At present, however, the stainless players like mild carbon producers are suffering from subdued demand, high raw material costs, cheap imports from China and high debt servicing costs.
It is widely perceived that a feel-good scenario has emerged immediately after the new government came to power. Political stability with a promise of good governance, it is believed, can take care of a multitude of problems confronting the industry. The commencement of some stalled projects, the majority of which are embroiled in forest and environment clearances and land acquisition, is a silver lining.
While supply bottlenecks are tackled on a war footing, it is imperative that substantial investment in transport network, power and other energy inputs, urban infrastructure, ports, communication, oil and gas pipelines, storage etc. be made. It has to be led by the government and supplemented by the private sector in specific areas, taking advantage of the PPP route which needs revision to make it more attractive. Although share prices reflect an upbeat mood, it is yet to engulf the industry at large.
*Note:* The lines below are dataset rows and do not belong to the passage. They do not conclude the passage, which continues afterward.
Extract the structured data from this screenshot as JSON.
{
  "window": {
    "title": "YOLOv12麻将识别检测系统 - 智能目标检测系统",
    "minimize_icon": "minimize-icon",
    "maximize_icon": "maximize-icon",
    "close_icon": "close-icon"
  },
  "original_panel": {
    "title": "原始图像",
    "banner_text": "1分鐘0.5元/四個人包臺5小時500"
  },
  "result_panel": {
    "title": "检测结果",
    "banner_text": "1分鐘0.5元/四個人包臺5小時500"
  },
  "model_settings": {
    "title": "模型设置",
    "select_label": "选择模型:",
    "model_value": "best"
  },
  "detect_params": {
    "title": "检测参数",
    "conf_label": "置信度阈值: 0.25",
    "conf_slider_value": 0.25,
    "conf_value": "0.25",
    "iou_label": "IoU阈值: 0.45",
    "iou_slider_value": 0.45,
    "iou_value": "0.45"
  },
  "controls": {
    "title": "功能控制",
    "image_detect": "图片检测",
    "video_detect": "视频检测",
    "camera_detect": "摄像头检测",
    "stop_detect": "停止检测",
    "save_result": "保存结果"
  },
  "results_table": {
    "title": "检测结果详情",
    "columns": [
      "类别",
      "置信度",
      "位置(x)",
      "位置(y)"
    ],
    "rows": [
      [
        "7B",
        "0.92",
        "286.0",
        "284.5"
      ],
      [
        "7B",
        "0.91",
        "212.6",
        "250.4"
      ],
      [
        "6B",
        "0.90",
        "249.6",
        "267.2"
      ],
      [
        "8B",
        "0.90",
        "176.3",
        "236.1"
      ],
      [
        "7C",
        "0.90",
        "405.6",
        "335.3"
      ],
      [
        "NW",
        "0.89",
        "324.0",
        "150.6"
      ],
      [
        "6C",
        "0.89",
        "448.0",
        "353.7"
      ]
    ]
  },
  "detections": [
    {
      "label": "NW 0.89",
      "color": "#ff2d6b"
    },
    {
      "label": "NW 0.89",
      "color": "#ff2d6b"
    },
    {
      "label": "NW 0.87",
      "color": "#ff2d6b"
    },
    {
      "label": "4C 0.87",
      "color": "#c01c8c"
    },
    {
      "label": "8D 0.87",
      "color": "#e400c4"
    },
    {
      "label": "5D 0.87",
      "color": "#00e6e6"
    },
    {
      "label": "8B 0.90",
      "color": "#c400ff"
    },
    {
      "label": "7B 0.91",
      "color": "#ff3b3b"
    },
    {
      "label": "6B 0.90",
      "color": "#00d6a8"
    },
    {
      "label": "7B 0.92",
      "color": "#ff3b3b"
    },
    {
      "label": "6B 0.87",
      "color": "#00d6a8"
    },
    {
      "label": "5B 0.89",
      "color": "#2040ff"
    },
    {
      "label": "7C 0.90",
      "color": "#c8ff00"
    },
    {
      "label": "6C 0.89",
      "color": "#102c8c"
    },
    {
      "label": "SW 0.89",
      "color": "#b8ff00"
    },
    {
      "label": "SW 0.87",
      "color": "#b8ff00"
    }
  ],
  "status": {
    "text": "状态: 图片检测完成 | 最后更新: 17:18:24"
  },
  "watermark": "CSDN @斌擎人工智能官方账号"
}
All eyes are therefore on the Budget. It is of great significance that the government appreciates the role that a rejuvenated industry can play to take the country back to the rails. Like in the US and China, where the government has been responsive to the constraints faced by the industry, the budgetary allocation of resources to commodity sectors of the economy by judiciously pruning subsidies without hurting the needy segment of our population will make a huge positive impact on the industry. Secondly, the industry, where massive investment is already lined up with hard-earned cash reserves and funds borrowed at high internal costs, should be provided with fiscal measures that will make cheap imports from countries undergoing excess capacity scenario at least unviable.
Talking of SS, import of 304 grade with only 6.5% nickel from China is making a mockery of quality consciousness of Indian buyers and is hurting the domestic industry, which is shifting from the traditional utensil grade (200 series) to the industrial (auto, railways, transport, construction, power) grades (300 & 400 series).
This process of moving up the value chain and becoming globally competitive must be rewarded by capping cheap imports. The government was sympathetic to the domestic SS industry and imposed AD duty on imports of CRSS (flat) and a safeguard duty on imports of HRSS of 300 series from China. But ingenuous Chinese exporters benefiting from subsidised power and bank loans are circumventing AD by adding boron and thereby declaring the products outside the purview of duty. As a result, imports have gone up by more than 70% in three years and currently constitute around 30% of the total SS market.
There is therefore a strong case for reducing the duty on imports of nickel and scrap for SS from the current 2.5% to nil and enhancing the customs duty on finished HR and CR from the current 5% to at least 7.5% as applicable on flat carbon steel, if not more to 10% to stave off the rise in imports and offer a helping hand to the industry.
The author is DG, Institute of Steel Growth and Development. The views expressed are personal